# What needs to be done
Once the records have been read, set every one down as it stands.

━━━━━━━━━━━━━━━━

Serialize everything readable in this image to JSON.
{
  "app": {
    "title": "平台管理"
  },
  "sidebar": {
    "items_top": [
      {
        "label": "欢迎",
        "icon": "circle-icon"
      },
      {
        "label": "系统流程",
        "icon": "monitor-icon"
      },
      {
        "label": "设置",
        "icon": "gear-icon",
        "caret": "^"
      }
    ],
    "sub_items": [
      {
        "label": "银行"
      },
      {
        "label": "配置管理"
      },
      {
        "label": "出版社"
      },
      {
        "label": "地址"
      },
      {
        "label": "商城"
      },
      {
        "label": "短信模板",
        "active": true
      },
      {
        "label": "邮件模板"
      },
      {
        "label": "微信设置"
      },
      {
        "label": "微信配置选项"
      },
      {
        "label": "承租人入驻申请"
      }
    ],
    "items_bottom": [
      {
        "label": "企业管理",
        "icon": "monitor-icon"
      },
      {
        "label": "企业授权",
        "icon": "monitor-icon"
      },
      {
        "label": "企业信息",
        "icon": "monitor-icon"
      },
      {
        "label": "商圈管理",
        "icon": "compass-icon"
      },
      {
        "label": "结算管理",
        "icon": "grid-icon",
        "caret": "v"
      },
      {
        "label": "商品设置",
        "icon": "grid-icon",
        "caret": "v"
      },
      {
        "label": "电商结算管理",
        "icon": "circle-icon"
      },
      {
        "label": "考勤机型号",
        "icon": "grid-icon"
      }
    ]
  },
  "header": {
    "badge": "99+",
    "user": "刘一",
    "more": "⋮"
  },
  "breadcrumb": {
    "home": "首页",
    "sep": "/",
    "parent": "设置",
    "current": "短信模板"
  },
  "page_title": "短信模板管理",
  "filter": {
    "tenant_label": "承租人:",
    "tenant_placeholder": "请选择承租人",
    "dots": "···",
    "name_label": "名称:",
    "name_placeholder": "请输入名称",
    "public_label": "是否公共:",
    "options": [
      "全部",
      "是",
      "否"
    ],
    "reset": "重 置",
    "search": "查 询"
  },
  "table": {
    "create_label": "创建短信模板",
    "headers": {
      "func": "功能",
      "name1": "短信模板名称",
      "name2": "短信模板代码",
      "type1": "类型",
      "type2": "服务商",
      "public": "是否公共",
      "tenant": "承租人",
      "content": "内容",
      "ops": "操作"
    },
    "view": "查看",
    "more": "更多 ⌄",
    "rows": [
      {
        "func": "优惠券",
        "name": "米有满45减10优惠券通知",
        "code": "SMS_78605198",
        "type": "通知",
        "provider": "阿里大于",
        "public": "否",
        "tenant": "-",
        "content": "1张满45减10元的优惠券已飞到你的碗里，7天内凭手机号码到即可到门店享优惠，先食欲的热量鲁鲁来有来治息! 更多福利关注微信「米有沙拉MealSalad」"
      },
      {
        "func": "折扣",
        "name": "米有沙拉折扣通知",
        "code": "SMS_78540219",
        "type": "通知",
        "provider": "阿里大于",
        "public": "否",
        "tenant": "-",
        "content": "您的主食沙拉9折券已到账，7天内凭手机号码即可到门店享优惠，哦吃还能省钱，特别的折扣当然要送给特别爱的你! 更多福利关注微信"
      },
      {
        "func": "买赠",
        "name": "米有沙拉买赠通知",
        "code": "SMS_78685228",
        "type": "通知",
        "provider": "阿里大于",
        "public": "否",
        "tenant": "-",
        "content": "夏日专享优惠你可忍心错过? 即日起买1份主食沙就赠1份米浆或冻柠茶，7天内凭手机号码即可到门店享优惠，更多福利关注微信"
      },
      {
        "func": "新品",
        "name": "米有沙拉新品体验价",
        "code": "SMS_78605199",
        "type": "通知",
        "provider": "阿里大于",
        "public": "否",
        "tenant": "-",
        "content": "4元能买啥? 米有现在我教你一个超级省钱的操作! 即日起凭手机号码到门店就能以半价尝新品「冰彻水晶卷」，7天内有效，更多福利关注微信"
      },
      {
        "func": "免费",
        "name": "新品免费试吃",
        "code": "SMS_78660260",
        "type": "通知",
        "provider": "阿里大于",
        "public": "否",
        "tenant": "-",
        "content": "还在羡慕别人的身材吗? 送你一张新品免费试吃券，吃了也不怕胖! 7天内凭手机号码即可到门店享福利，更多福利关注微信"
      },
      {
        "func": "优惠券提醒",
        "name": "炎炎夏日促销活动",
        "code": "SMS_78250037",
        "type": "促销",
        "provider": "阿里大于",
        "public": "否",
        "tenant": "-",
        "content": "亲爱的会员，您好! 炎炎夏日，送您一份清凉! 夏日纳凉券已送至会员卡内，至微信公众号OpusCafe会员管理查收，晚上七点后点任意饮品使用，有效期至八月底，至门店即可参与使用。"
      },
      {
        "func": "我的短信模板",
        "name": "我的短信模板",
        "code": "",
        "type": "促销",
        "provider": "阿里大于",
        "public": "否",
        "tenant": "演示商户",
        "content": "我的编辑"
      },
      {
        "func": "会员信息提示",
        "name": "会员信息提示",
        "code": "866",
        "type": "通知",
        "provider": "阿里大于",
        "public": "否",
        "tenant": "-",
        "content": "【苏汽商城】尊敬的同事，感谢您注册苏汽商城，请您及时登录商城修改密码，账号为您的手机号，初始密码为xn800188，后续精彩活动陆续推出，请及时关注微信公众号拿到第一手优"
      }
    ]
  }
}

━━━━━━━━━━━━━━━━

# Solution to the exercise
Serialize everything readable in this image to JSON.
{
  "app": {
    "title": "平台管理"
  },
  "sidebar": {
    "items_top": [
      {
        "label": "欢迎",
        "icon": "circle-icon"
      },
      {
        "label": "系统流程",
        "icon": "monitor-icon"
      },
      {
        "label": "设置",
        "icon": "gear-icon",
        "caret": "^"
      }
    ],
    "sub_items": [
      {
        "label": "银行"
      },
      {
        "label": "配置管理"
      },
      {
        "label": "出版社"
      },
      {
        "label": "地址"
      },
      {
        "label": "商城"
      },
      {
        "label": "短信模板",
        "active": true
      },
      {
        "label": "邮件模板"
      },
      {
        "label": "微信设置"
      },
      {
        "label": "微信配置选项"
      },
      {
        "label": "承租人入驻申请"
      }
    ],
    "items_bottom": [
      {
        "label": "企业管理",
        "icon": "monitor-icon"
      },
      {
        "label": "企业授权",
        "icon": "monitor-icon"
      },
      {
        "label": "企业信息",
        "icon": "monitor-icon"
      },
      {
        "label": "商圈管理",
        "icon": "compass-icon"
      },
      {
        "label": "结算管理",
        "icon": "grid-icon",
        "caret": "v"
      },
      {
        "label": "商品设置",
        "icon": "grid-icon",
        "caret": "v"
      },
      {
        "label": "电商结算管理",
        "icon": "circle-icon"
      },
      {
        "label": "考勤机型号",
        "icon": "grid-icon"
      }
    ]
  },
  "header": {
    "badge": "99+",
    "user": "刘一",
    "more": "⋮"
  },
  "breadcrumb": {
    "home": "首页",
    "sep": "/",
    "parent": "设置",
    "current": "短信模板"
  },
  "page_title": "短信模板管理",
  "filter": {
    "tenant_label": "承租人:",
    "tenant_placeholder": "请选择承租人",
    "dots": "···",
    "name_label": "名称:",
    "name_placeholder": "请输入名称",
    "public_label": "是否公共:",
    "options": [
      "全部",
      "是",
      "否"
    ],
    "reset": "重 置",
    "search": "查 询"
  },
  "table": {
    "create_label": "创建短信模板",
    "headers": {
      "func": "功能",
      "name1": "短信模板名称",
      "name2": "短信模板代码",
      "type1": "类型",
      "type2": "服务商",
      "public": "是否公共",
      "tenant": "承租人",
      "content": "内容",
      "ops": "操作"
    },
    "view": "查看",
    "more": "更多 ⌄",
    "rows": [
      {
        "func": "优惠券",
        "name": "米有满45减10优惠券通知",
        "code": "SMS_78605198",
        "type": "通知",
        "provider": "阿里大于",
        "public": "否",
        "tenant": "-",
        "content": "1张满45减10元的优惠券已飞到你的碗里，7天内凭手机号码到即可到门店享优惠，先食欲的热量鲁鲁来有来治息! 更多福利关注微信「米有沙拉MealSalad」"
      },
      {
        "func": "折扣",
        "name": "米有沙拉折扣通知",
        "code": "SMS_78540219",
        "type": "通知",
        "provider": "阿里大于",
        "public": "否",
        "tenant": "-",
        "content": "您的主食沙拉9折券已到账，7天内凭手机号码即可到门店享优惠，哦吃还能省钱，特别的折扣当然要送给特别爱的你! 更多福利关注微信"
      },
      {
        "func": "买赠",
        "name": "米有沙拉买赠通知",
        "code": "SMS_78685228",
        "type": "通知",
        "provider": "阿里大于",
        "public": "否",
        "tenant": "-",
        "content": "夏日专享优惠你可忍心错过? 即日起买1份主食沙就赠1份米浆或冻柠茶，7天内凭手机号码即可到门店享优惠，更多福利关注微信"
      },
      {
        "func": "新品",
        "name": "米有沙拉新品体验价",
        "code": "SMS_78605199",
        "type": "通知",
        "provider": "阿里大于",
        "public": "否",
        "tenant": "-",
        "content": "4元能买啥? 米有现在我教你一个超级省钱的操作! 即日起凭手机号码到门店就能以半价尝新品「冰彻水晶卷」，7天内有效，更多福利关注微信"
      },
      {
        "func": "免费",
        "name": "新品免费试吃",
        "code": "SMS_78660260",
        "type": "通知",
        "provider": "阿里大于",
        "public": "否",
        "tenant": "-",
        "content": "还在羡慕别人的身材吗? 送你一张新品免费试吃券，吃了也不怕胖! 7天内凭手机号码即可到门店享福利，更多福利关注微信"
      },
      {
        "func": "优惠券提醒",
        "name": "炎炎夏日促销活动",
        "code": "SMS_78250037",
        "type": "促销",
        "provider": "阿里大于",
        "public": "否",
        "tenant": "-",
        "content": "亲爱的会员，您好! 炎炎夏日，送您一份清凉! 夏日纳凉券已送至会员卡内，至微信公众号OpusCafe会员管理查收，晚上七点后点任意饮品使用，有效期至八月底，至门店即可参与使用。"
      },
      {
        "func": "我的短信模板",
        "name": "我的短信模板",
        "code": "",
        "type": "促销",
        "provider": "阿里大于",
        "public": "否",
        "tenant": "演示商户",
        "content": "我的编辑"
      },
      {
        "func": "会员信息提示",
        "name": "会员信息提示",
        "code": "866",
        "type": "通知",
        "provider": "阿里大于",
        "public": "否",
        "tenant": "-",
        "content": "【苏汽商城】尊敬的同事，感谢您注册苏汽商城，请您及时登录商城修改密码，账号为您的手机号，初始密码为xn800188，后续精彩活动陆续推出，请及时关注微信公众号拿到第一手优"
      }
    ]
  }
}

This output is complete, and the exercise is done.